Despite announcing a quarterly dividend of 15 cents a share, KKR reported that ENI was $727 million, down 2 percent from the $742 million reported during the first quarter of 2011. That said, first quarter results were significantly improved from the fourth quarter of 2011, which saw ENI of just $286 million.

Shares of KKR traded around $14.12 a share on April 30, down 25 percent from the peak of 18.96 on April 29, 2011, about one year ago.

The firm did see its assets under management rise compared to a year ago. First quarter assets rose to $62 billion, up $3 billion from the $59 billion the firm managed one year ago. Part of its increase in assets managed was the expansion of the firm’s real estate and hedge fund businesses. The firm is aiming to grow into these areas to broaden its abilities beyond private equity.

Within its private equity group, KKR continued to raise its 11th flagship fund, the KKR North America XI Fund, which has been raising money since early 2011.

Carlyle is also watching its longtime rival Blackstone Group, the world’s largest manager of alternative assets, which reported ENI of $432 million during the first quarter, down 24 percent from the $571 million in ENI that the firm reported in the first quarter one year ago. First quarter income was also down slightly from the $450 million in ENI during the fourth quarter of 2011.

Blackstone’s earnings have been the most consistent among the publicly listed private equity firms, in part because the firm has gone the furthest in diversifying its asset base beyond private equity. Its largest division in terms of assets managed is the credit group, followed by hedge funds. The smallest division is real estate; however, real estate brought in the largest share of ENI for the company. During the first quarter, the real estate group wrapped up fundraising for its latest real estate fund, the $10 billion Blackstone Real Estate Partners VII LP.

Blackstone’s private equity group, in fact, is now ranked third in size among the company’s four divisions. Only about 24 percent, or $37 billion, of Blackstone’s $154 billion in fee-earning assets were invested in private equity. Overall, fee earning assets at the firm are up 26 percent from the $124 billion that the firm managed one year ago.

Stephen Schwarzman, the firm’s chairman and chief executive, said in a statement that “every one of our investing businesses experienced both net capital inflows as well as value appreciation in the quarter,” citing the firm’s strong growth in the assets it manages.

Blackstone Group’s shares closed on April 30 at $13.56, down 24 percent from their price of $18.94 on April 29, 2011, one year ago. The firm’s overall market cap is about half as much as it was when it went public in 2007.
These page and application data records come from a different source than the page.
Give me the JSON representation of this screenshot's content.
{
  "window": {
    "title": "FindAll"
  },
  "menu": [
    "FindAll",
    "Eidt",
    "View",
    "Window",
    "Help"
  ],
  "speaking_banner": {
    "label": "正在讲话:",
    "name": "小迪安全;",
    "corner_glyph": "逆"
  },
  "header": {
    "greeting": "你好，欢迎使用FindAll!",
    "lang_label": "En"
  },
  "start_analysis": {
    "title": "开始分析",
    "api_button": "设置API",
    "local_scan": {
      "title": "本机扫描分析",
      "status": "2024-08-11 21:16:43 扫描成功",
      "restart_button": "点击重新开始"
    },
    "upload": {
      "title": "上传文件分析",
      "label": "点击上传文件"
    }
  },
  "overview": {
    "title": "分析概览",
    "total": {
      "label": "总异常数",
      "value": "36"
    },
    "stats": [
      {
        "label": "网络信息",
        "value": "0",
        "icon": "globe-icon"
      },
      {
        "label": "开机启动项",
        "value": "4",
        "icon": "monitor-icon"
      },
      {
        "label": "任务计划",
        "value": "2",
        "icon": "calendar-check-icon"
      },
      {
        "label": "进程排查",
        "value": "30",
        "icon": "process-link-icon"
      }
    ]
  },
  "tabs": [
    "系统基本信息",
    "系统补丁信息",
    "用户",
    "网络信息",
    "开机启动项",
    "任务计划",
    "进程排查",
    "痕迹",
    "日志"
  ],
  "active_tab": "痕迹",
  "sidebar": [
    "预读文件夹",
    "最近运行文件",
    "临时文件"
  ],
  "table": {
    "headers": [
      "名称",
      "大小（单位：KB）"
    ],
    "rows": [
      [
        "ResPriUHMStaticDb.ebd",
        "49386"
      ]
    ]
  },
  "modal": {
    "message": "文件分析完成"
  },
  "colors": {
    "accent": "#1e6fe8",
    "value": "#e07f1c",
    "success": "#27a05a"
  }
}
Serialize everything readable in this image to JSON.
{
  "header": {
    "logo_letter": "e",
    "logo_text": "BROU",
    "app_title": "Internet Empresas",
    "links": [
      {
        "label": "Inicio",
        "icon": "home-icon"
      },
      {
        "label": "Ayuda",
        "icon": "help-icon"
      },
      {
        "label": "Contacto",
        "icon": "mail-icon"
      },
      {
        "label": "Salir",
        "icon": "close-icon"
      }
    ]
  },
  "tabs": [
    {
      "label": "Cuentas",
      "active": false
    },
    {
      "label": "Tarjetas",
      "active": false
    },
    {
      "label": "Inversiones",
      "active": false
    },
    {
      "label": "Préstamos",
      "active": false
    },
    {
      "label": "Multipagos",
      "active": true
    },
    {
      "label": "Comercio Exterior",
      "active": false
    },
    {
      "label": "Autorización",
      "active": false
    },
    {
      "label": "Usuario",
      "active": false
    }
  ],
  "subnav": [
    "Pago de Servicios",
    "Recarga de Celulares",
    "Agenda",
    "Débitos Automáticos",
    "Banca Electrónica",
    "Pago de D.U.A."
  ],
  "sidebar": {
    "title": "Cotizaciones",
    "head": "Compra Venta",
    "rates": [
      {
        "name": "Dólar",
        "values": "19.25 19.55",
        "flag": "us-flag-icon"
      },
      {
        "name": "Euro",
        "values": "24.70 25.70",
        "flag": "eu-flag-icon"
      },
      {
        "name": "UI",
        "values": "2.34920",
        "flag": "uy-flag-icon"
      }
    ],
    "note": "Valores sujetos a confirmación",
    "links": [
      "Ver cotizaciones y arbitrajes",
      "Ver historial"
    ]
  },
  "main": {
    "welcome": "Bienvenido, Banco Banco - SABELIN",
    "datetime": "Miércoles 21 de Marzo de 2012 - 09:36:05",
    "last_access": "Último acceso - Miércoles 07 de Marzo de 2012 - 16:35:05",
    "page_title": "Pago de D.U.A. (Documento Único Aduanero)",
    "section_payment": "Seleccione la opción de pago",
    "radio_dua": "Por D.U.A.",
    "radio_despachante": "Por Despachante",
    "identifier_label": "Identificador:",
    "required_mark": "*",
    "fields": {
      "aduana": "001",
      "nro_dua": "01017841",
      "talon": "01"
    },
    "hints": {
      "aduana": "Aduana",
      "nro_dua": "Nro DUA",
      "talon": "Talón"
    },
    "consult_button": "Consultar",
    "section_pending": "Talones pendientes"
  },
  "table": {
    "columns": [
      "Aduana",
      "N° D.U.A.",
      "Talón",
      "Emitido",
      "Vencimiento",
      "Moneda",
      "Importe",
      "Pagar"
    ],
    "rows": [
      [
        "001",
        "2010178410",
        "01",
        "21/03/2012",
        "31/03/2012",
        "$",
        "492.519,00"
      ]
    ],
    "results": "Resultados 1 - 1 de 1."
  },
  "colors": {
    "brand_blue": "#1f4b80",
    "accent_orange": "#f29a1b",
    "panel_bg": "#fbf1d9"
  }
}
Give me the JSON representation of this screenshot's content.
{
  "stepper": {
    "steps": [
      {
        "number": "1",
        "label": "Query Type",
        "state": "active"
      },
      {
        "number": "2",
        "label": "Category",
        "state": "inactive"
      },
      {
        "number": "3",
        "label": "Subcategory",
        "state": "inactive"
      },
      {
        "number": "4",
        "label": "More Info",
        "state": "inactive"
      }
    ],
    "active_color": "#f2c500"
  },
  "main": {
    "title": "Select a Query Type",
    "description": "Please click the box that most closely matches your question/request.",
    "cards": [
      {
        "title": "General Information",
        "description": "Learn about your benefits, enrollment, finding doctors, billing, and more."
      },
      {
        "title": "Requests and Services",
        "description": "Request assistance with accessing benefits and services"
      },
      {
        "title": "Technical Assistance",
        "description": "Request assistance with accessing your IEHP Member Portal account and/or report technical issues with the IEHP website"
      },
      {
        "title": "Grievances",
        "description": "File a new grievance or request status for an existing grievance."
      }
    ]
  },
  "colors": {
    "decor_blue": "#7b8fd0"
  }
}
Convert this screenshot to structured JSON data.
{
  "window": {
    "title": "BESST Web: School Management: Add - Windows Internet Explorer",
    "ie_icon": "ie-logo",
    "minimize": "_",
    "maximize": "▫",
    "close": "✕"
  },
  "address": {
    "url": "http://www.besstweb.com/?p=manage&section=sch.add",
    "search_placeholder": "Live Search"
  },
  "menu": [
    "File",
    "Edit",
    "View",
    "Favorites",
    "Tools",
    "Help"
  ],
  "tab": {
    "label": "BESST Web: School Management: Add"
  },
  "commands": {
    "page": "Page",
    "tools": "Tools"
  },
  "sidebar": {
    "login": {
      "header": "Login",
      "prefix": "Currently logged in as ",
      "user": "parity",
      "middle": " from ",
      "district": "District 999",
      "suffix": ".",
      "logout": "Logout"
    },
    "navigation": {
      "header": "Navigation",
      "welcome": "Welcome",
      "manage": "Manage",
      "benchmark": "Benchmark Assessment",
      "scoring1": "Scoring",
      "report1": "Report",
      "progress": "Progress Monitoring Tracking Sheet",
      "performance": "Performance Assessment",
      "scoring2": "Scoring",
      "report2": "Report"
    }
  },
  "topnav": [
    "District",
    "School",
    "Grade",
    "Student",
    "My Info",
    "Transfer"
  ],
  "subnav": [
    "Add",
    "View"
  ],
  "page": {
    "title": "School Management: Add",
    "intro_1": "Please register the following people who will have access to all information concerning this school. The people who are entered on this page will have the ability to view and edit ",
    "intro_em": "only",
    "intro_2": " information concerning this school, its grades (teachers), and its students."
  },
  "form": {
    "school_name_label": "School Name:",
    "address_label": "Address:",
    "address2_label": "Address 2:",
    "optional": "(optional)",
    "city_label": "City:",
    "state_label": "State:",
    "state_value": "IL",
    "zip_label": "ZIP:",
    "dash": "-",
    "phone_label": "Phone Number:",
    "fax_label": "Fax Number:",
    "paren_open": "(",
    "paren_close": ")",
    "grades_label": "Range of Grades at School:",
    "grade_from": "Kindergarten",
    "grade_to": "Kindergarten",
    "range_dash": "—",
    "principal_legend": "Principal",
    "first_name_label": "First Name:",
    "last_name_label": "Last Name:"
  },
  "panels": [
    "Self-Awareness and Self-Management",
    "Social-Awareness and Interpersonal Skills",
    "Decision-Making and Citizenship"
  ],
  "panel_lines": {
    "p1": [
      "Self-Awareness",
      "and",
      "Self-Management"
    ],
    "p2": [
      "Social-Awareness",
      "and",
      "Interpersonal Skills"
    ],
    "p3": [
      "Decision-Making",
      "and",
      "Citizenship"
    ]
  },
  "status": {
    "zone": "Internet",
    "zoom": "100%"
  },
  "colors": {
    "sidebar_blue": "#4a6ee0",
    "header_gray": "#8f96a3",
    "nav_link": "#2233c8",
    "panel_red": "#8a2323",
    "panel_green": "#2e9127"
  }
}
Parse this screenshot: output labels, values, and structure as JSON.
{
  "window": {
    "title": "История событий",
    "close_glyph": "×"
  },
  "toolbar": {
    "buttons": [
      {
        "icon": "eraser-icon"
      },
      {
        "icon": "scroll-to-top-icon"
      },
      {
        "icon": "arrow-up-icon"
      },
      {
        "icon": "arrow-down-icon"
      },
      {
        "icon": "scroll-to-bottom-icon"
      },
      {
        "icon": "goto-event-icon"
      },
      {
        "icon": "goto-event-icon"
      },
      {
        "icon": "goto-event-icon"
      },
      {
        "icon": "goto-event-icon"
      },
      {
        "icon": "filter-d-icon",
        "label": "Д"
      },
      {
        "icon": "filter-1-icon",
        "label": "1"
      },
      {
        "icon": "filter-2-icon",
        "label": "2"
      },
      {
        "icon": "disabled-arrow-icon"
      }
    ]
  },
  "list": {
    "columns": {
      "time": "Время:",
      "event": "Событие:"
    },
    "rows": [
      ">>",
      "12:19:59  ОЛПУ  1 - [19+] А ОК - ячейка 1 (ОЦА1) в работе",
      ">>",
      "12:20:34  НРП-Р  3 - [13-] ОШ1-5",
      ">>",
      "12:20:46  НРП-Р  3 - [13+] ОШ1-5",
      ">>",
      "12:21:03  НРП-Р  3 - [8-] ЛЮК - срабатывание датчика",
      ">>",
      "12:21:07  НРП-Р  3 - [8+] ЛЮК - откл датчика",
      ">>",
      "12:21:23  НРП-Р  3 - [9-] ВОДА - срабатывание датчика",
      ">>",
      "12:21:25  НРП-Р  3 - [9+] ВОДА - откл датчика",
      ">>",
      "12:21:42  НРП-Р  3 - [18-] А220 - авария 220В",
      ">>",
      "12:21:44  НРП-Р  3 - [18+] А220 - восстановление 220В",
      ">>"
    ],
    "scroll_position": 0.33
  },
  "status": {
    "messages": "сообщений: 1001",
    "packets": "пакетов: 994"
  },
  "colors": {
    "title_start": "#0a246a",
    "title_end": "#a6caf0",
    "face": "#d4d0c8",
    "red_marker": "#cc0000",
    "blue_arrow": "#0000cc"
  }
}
Finally, Carlyle’s founders were probably watching most closely the recent public listing of Oaktree Capital Group. The Los Angeles-based firm, which has a focus on credit-related private equity investments, launched its shares onto the public markets on April 12.

Shares in the firm, which originally priced at $43, have slipped 7 percent in the three weeks since they launched. Shares now stand at $39.90, giving the firm a value of just over $6 billion. The firm has $75 billion of assets under management. The firm’s first quarter results, the company’s first formal earnings report, were scheduled to be released after press time.